Below are some records; copy each line in them that contains "flip".

Data
....................

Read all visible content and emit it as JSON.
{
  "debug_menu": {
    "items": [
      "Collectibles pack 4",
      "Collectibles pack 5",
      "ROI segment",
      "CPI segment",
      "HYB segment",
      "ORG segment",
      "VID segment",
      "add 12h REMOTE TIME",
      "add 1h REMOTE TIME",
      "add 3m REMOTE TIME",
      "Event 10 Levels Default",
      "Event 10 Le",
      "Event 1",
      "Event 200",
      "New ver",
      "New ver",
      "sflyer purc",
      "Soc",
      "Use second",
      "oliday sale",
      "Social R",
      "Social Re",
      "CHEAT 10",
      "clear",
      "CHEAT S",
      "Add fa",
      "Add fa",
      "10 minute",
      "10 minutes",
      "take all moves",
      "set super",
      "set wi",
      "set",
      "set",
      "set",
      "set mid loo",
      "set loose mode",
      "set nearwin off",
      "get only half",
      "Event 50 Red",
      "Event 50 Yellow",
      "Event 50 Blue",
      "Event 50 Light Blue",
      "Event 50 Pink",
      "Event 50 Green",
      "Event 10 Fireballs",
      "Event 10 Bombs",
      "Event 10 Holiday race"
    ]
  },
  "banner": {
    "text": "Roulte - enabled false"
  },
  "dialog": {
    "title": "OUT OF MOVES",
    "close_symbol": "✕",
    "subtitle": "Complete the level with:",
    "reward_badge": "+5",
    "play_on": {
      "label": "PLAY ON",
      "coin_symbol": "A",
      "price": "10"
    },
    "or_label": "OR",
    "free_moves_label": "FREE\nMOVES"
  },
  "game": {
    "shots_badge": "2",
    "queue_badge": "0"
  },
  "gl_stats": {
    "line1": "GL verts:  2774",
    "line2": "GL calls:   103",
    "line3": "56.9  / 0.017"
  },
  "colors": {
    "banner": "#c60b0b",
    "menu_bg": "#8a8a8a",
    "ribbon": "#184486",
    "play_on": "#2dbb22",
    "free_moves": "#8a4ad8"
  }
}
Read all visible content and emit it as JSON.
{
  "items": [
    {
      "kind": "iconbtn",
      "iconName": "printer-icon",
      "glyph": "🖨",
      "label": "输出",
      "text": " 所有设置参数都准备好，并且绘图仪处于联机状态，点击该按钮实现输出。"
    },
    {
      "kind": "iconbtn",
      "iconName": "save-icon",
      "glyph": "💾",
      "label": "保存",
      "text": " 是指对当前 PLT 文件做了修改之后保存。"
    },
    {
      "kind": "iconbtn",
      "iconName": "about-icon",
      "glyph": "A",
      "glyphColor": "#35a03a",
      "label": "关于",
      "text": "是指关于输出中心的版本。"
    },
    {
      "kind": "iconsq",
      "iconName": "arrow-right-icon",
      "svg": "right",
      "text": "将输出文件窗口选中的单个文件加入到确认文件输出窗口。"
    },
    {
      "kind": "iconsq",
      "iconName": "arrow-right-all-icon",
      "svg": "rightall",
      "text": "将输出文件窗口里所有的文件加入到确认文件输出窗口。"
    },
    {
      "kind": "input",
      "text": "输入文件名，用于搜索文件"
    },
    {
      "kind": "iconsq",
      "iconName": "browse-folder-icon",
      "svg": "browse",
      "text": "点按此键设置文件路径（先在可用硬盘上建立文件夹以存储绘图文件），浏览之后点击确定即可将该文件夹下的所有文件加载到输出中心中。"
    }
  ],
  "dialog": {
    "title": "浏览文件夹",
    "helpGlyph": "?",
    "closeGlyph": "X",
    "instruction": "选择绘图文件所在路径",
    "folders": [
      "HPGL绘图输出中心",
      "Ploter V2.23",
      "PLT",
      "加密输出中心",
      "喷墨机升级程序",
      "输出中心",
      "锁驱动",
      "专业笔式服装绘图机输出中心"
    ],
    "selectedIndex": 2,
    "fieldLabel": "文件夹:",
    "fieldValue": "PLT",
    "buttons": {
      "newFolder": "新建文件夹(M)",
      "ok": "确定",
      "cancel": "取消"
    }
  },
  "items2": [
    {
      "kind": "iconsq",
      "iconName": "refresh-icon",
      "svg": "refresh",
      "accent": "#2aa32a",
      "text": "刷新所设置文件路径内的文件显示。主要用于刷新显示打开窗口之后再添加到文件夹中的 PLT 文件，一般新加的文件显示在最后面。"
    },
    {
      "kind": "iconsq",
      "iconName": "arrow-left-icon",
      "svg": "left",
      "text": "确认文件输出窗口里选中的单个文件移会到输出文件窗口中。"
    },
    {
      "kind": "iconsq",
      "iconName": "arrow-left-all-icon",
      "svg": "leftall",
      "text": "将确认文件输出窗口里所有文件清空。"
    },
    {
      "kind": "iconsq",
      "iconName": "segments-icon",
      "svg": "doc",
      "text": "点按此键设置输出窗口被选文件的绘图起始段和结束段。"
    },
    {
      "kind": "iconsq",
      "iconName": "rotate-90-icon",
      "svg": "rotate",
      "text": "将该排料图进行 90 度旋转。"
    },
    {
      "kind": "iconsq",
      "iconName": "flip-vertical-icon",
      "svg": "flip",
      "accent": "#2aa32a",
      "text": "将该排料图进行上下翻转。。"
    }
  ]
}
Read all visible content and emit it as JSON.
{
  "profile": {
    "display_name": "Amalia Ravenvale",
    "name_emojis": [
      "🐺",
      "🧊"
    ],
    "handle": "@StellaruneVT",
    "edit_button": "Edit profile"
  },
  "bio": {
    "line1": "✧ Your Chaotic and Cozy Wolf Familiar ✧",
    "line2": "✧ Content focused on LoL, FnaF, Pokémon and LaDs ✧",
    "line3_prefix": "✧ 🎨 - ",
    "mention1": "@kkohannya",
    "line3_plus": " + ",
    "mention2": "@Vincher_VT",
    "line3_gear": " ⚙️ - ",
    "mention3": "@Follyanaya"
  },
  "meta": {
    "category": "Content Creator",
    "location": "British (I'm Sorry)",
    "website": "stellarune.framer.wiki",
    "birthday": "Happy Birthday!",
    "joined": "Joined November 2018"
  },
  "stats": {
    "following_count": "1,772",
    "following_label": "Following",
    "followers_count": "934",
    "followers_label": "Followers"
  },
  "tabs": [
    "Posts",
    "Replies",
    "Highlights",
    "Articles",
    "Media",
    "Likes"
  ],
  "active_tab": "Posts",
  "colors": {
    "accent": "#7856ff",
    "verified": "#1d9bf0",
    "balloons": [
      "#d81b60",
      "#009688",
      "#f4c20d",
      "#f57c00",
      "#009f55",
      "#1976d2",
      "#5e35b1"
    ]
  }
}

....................

Output for this exercise
      "iconName": "flip-vertical-icon",
      "svg": "flip",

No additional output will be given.